Coming down even harder in my critique, the styling of the video hasn’t added many positive vibes. The outfits worn in the green and purple set appear unflattering and childish, but a consolation comes in the white ensembles in the dining room scene; a forgiving factor but still slightly overwhelming in appearance. The worst of the outfits in this video is definitely the inappropriate bunny costumes donned by the girls in their solo shots and the second dance set. The costumes are off-putting, unflattering, and quite frankly, disturbing. Who’s with me when I say they deserve to be thrown in the fire?

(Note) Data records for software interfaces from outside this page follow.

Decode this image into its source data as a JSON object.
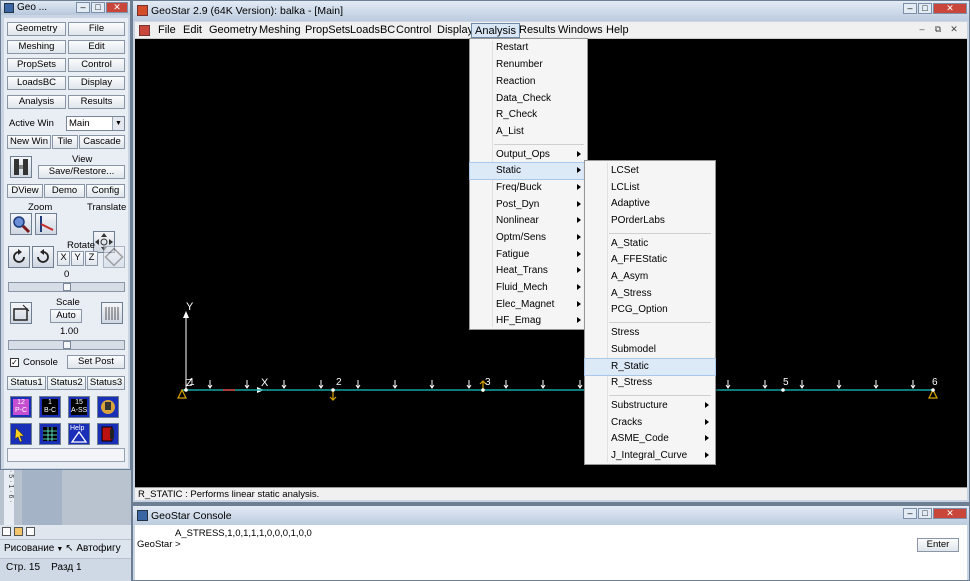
{
  "tool_window": {
    "title": "Geo ...",
    "buttons": [
      [
        "Geometry",
        "File"
      ],
      [
        "Meshing",
        "Edit"
      ],
      [
        "PropSets",
        "Control"
      ],
      [
        "LoadsBC",
        "Display"
      ],
      [
        "Analysis",
        "Results"
      ]
    ],
    "active_win_label": "Active Win",
    "active_win_value": "Main",
    "win_buttons": [
      "New Win",
      "Tile",
      "Cascade"
    ],
    "view_label": "View",
    "save_restore": "Save/Restore...",
    "view_buttons": [
      "DView",
      "Demo",
      "Config"
    ],
    "zoom_label": "Zoom",
    "translate_label": "Translate",
    "rotate_label": "Rotate",
    "axes": [
      "X",
      "Y",
      "Z"
    ],
    "rotate_value": "0",
    "scale_label": "Scale",
    "scale_auto": "Auto",
    "scale_value": "1.00",
    "console_checkbox": "Console",
    "set_post": "Set Post",
    "status_buttons": [
      "Status1",
      "Status2",
      "Status3"
    ],
    "badge_texts": [
      "12\nP-C",
      "1\nB-C",
      "15\nA-SS",
      "Help"
    ]
  },
  "main_window": {
    "title": "GeoStar 2.9 (64K Version): balka - [Main]",
    "menu": [
      "File",
      "Edit",
      "Geometry",
      "Meshing",
      "PropSets",
      "LoadsBC",
      "Control",
      "Display",
      "Analysis",
      "Results",
      "Windows",
      "Help"
    ],
    "active_menu": "Analysis",
    "status_text": "R_STATIC : Performs linear static analysis."
  },
  "analysis_menu": {
    "group1": [
      "Restart",
      "Renumber",
      "Reaction",
      "Data_Check",
      "R_Check",
      "A_List"
    ],
    "group2": [
      "Output_Ops",
      "Static",
      "Freq/Buck",
      "Post_Dyn",
      "Nonlinear",
      "Optm/Sens",
      "Fatigue",
      "Heat_Trans",
      "Fluid_Mech",
      "Elec_Magnet",
      "HF_Emag"
    ],
    "highlighted": "Static"
  },
  "static_submenu": {
    "group1": [
      "LCSet",
      "LCList",
      "Adaptive",
      "POrderLabs"
    ],
    "group2": [
      "A_Static",
      "A_FFEStatic",
      "A_Asym",
      "A_Stress",
      "PCG_Option"
    ],
    "group3": [
      "Stress",
      "Submodel",
      "R_Static",
      "R_Stress"
    ],
    "group4": [
      "Substructure",
      "Cracks",
      "ASME_Code",
      "J_Integral_Curve"
    ],
    "highlighted": "R_Static"
  },
  "canvas": {
    "axis_y": "Y",
    "axis_x": "X",
    "axis_origin": "Z",
    "node_labels": [
      "1",
      "2",
      "3",
      "5",
      "6"
    ]
  },
  "console": {
    "title": "GeoStar Console",
    "line1": "A_STRESS,1,0,1,1,1,0,0,0,1,0,0",
    "prompt": "GeoStar >",
    "enter": "Enter"
  },
  "word_strip": {
    "draw": "Рисование",
    "autoshapes": "Автофигу",
    "page": "Стр. 15",
    "section": "Разд 1",
    "ruler": "· 5 · 1 · 6 ·"
  },
  "colors": {
    "canvas_bg": "#000000",
    "beam": "#14a3a3",
    "load_arrows": "#ffffff",
    "support": "#d8a500"
  }
}
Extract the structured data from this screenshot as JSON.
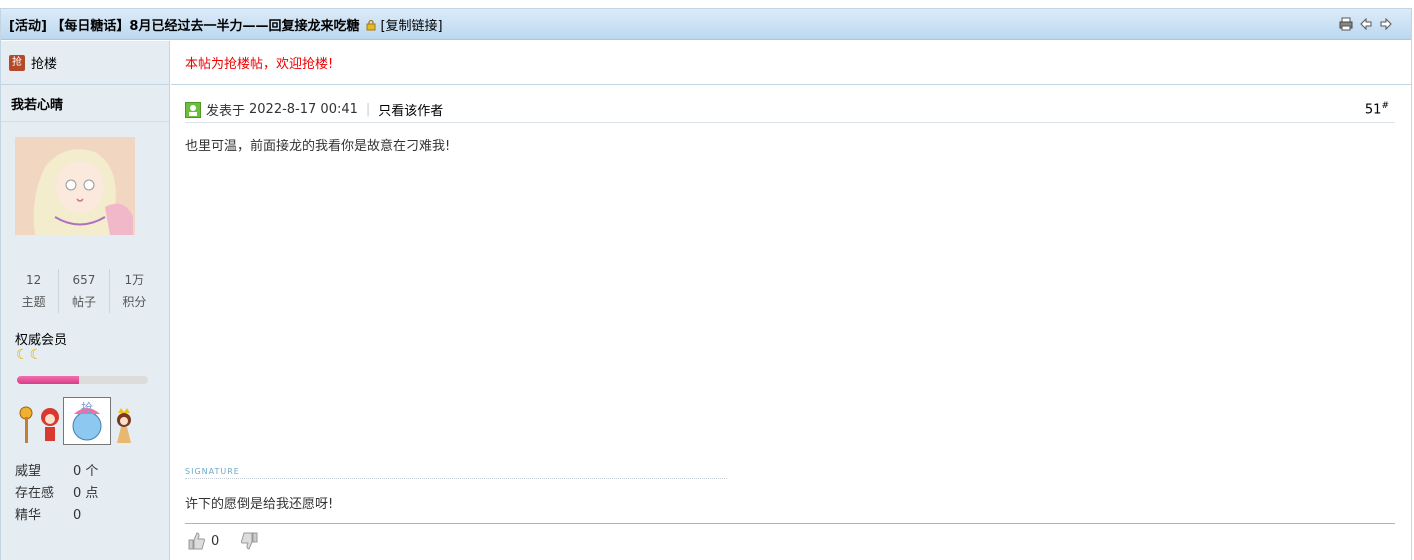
{
  "thread": {
    "title": "[活动] 【每日糖话】8月已经过去一半力——回复接龙来吃糖",
    "copy_link": "[复制链接]",
    "lock_icon": "lock-icon",
    "tools": [
      "print-icon",
      "prev-arrow-icon",
      "next-arrow-icon"
    ]
  },
  "sidebar": {
    "grab_label": "抢楼",
    "username": "我若心晴",
    "stats": [
      {
        "value": "12",
        "label": "主题"
      },
      {
        "value": "657",
        "label": "帖子"
      },
      {
        "value": "1万",
        "label": "积分"
      }
    ],
    "rank": "权威会员",
    "level_progress": 0.47,
    "info": [
      {
        "key": "威望",
        "value": "0 个"
      },
      {
        "key": "存在感",
        "value": "0 点"
      },
      {
        "key": "精华",
        "value": "0"
      }
    ]
  },
  "notice": "本帖为抢楼帖，欢迎抢楼!",
  "post": {
    "posted_prefix": "发表于",
    "posted_time": "2022-8-17 00:41",
    "only_author": "只看该作者",
    "floor": "51",
    "floor_mark": "#",
    "content": "也里可温，前面接龙的我看你是故意在刁难我!",
    "signature_label": "SIGNATURE",
    "signature": "许下的愿倒是给我还愿呀!",
    "like_count": "0"
  },
  "colors": {
    "notice": "#ee0000",
    "accent": "#bcd8f0",
    "sidebar": "#e5edf2",
    "progress": "#e0509a"
  }
}
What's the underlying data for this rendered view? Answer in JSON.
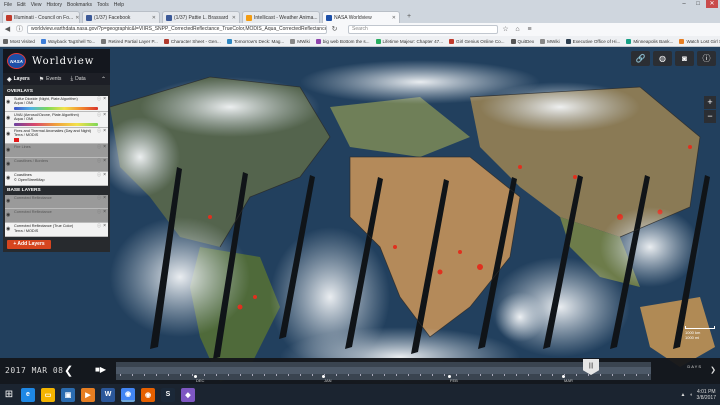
{
  "browser": {
    "menu": [
      "File",
      "Edit",
      "View",
      "History",
      "Bookmarks",
      "Tools",
      "Help"
    ],
    "tabs": [
      {
        "label": "Illuminati - Council on Fo...",
        "color": "#c0392b",
        "active": false
      },
      {
        "label": "(1/37) Facebook",
        "color": "#3b5998",
        "active": false
      },
      {
        "label": "(1/37) Pattie L. Brassard",
        "color": "#3b5998",
        "active": false
      },
      {
        "label": "Intellicast - Weather Anima...",
        "color": "#f39c12",
        "active": false
      },
      {
        "label": "NASA Worldview",
        "color": "#1c4fa8",
        "active": true
      }
    ],
    "url": "worldview.earthdata.nasa.gov/?p=geographic&l=VIIRS_SNPP_CorrectedReflectance_TrueColor,MODIS_Aqua_CorrectedReflectance_T...",
    "search_placeholder": "Search",
    "bookmarks": [
      {
        "label": "Most Visited",
        "color": "#666"
      },
      {
        "label": "Wayback TagShell To...",
        "color": "#3b7dd8"
      },
      {
        "label": "Retired Partial Layer P...",
        "color": "#777"
      },
      {
        "label": "Character Sheet - Gen...",
        "color": "#b03a2e"
      },
      {
        "label": "Tomorrow's Deck: Mag...",
        "color": "#2e86c1"
      },
      {
        "label": "MWiki",
        "color": "#888"
      },
      {
        "label": "big web Bottom the s...",
        "color": "#8e44ad"
      },
      {
        "label": "Lifetime Majeur: Chapter 47...",
        "color": "#27ae60"
      },
      {
        "label": "Girl Genius Online Co...",
        "color": "#c0392b"
      },
      {
        "label": "QuitDex",
        "color": "#555"
      },
      {
        "label": "MWiki",
        "color": "#888"
      },
      {
        "label": "Executive Office of Hi...",
        "color": "#2c3e50"
      },
      {
        "label": "Minneapolis Bank...",
        "color": "#16a085"
      },
      {
        "label": "Watch Lost Girl Seas...",
        "color": "#e67e22"
      }
    ]
  },
  "app": {
    "logo_text": "NASA",
    "title": "Worldview",
    "tabs": [
      {
        "label": "Layers",
        "icon": "layers-icon",
        "active": true
      },
      {
        "label": "Events",
        "icon": "events-icon",
        "active": false
      },
      {
        "label": "Data",
        "icon": "download-icon",
        "active": false
      }
    ],
    "overlays_heading": "OVERLAYS",
    "overlays": [
      {
        "title": "Sulfur Dioxide (Night, Plate Algorithm)",
        "sub": "Aqua / OMI",
        "bar": "linear-gradient(90deg,#3b4fc5,#4fb2e6,#7ed957,#f2e34a,#f28a2e,#d8322b)",
        "dim": false
      },
      {
        "title": "UVAI (Aerosol/Ozone, Plate Algorithm)",
        "sub": "Aqua / OMI",
        "bar": "linear-gradient(90deg,#6a3fa0,#d9486b,#f0a03b,#f3e14b,#7dd657)",
        "dim": false
      },
      {
        "title": "Fires and Thermal Anomalies (Day and Night)",
        "sub": "Terra / MODIS",
        "bar": "",
        "dim": false
      },
      {
        "title": "Fire Lines",
        "sub": "",
        "bar": "",
        "dim": true
      },
      {
        "title": "Coastlines / Borders",
        "sub": "",
        "bar": "",
        "dim": true
      },
      {
        "title": "Coastlines",
        "sub": "© OpenStreetMap",
        "bar": "",
        "dim": false
      }
    ],
    "base_heading": "BASE LAYERS",
    "baselayers": [
      {
        "title": "Corrected Reflectance",
        "sub": "",
        "dim": true
      },
      {
        "title": "Corrected Reflectance",
        "sub": "",
        "dim": true
      },
      {
        "title": "Corrected Reflectance (True Color)",
        "sub": "Terra / MODIS",
        "dim": false
      }
    ],
    "add_layers_label": "+ Add Layers",
    "scale_top": "1000 km",
    "scale_bottom": "1000 mi"
  },
  "timeline": {
    "date": "2017 MAR 08",
    "months": [
      "DEC",
      "JAN",
      "FEB",
      "MAR"
    ],
    "handle_label": "|||",
    "interval": "DAYS"
  },
  "taskbar": {
    "time": "4:01 PM",
    "date": "3/8/2017",
    "apps": [
      {
        "name": "ie",
        "glyph": "e",
        "color": "#1e88e5"
      },
      {
        "name": "folder",
        "glyph": "▭",
        "color": "#f4b400"
      },
      {
        "name": "store",
        "glyph": "▣",
        "color": "#2b6cb0"
      },
      {
        "name": "media",
        "glyph": "▶",
        "color": "#e67e22"
      },
      {
        "name": "word",
        "glyph": "W",
        "color": "#2b579a"
      },
      {
        "name": "chrome",
        "glyph": "◉",
        "color": "#4285f4"
      },
      {
        "name": "firefox",
        "glyph": "◉",
        "color": "#e66000"
      },
      {
        "name": "steam",
        "glyph": "S",
        "color": "#1b2838"
      },
      {
        "name": "misc",
        "glyph": "◆",
        "color": "#7e57c2"
      }
    ]
  }
}
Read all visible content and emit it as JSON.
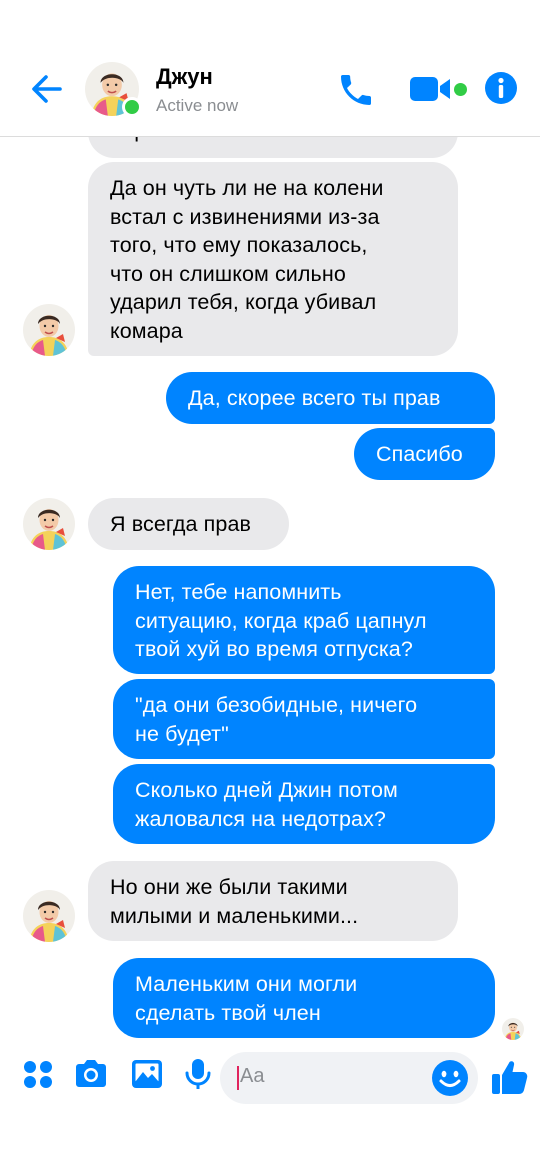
{
  "header": {
    "name": "Джун",
    "status": "Active now"
  },
  "messages": [
    {
      "dir": "in",
      "text": "бережет"
    },
    {
      "dir": "in",
      "text": "Да он чуть ли не на колени\nвстал с извинениями из-за\nтого, что ему показалось,\nчто он слишком сильно\nударил тебя, когда убивал\nкомара"
    },
    {
      "dir": "out",
      "text": "Да, скорее всего ты прав"
    },
    {
      "dir": "out",
      "text": "Спасибо"
    },
    {
      "dir": "in",
      "text": "Я всегда прав"
    },
    {
      "dir": "out",
      "text": "Нет, тебе напомнить\nситуацию, когда краб цапнул\nтвой хуй во время отпуска?"
    },
    {
      "dir": "out",
      "text": "\"да они безобидные, ничего\nне будет\""
    },
    {
      "dir": "out",
      "text": "Сколько дней Джин потом\nжаловался на недотрах?"
    },
    {
      "dir": "in",
      "text": "Но они же были такими\nмилыми и маленькими..."
    },
    {
      "dir": "out",
      "text": "Маленьким они могли\nсделать твой член"
    }
  ],
  "composer": {
    "placeholder": "Aa"
  },
  "colors": {
    "accent": "#0084ff",
    "incoming_bubble": "#e9e9eb",
    "online": "#31cc46"
  },
  "icons": {
    "back": "arrow-left-icon",
    "call": "phone-icon",
    "video": "video-camera-icon",
    "info": "info-icon",
    "apps": "four-dots-icon",
    "camera": "camera-icon",
    "gallery": "image-icon",
    "mic": "microphone-icon",
    "emoji": "smiley-icon",
    "like": "thumbs-up-icon"
  }
}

I’m admittedly very tolerant of aegyo myself, however, I really despise the cute-sexy concepts certain groups try to sell. This concept fits snugly under the disturbing cute-sexy category, not only with its inappropriate outfits and ambiance, but with its choreography as well. For the most part, the choreography is innocuous; T-ara’s signature dance hooks are there and the choreography is simple, gesture oriented, and easy to follow. However, there have been clear moments where the choreography is simply stretching way to far into the ‘sexy’ to constitute as ‘cutesy’. The dance breaks, with butt-focused shots filling its post-chorus sequences, is also particularly improper.
Additionally, despite the energy of the song, the members look completely devoid of life. The members lack the charisma needed to even pull the song off, and their impossible schedules — courtesy of everybody’s favorite company Core Contents Media — would undoubtedly be the cause of this.
In conclusion, fans of T-ara, including myself, were awaiting their first original single to gauge what potential the group has retained in the much bigger market. The group started out really well in Japan with “Bo Peep Bo Peep,” but has been spiraling down quality-wise overseas. Most unfortunately, “Bunny Style” fails to redeem them. While the track has its moments, it’s way too inappropriate and excessive, and T-ara has clearly done much better.
Ultimately, T-ara’s “Bunny Style” gets a disappointing 1.9/5 from me. But readers, what are your thoughts? Did you find “Bunny Style” as off-putting as I did? Feel free to share your opinions below.
(Core Contents Media, EMI Music Japan, YouTube)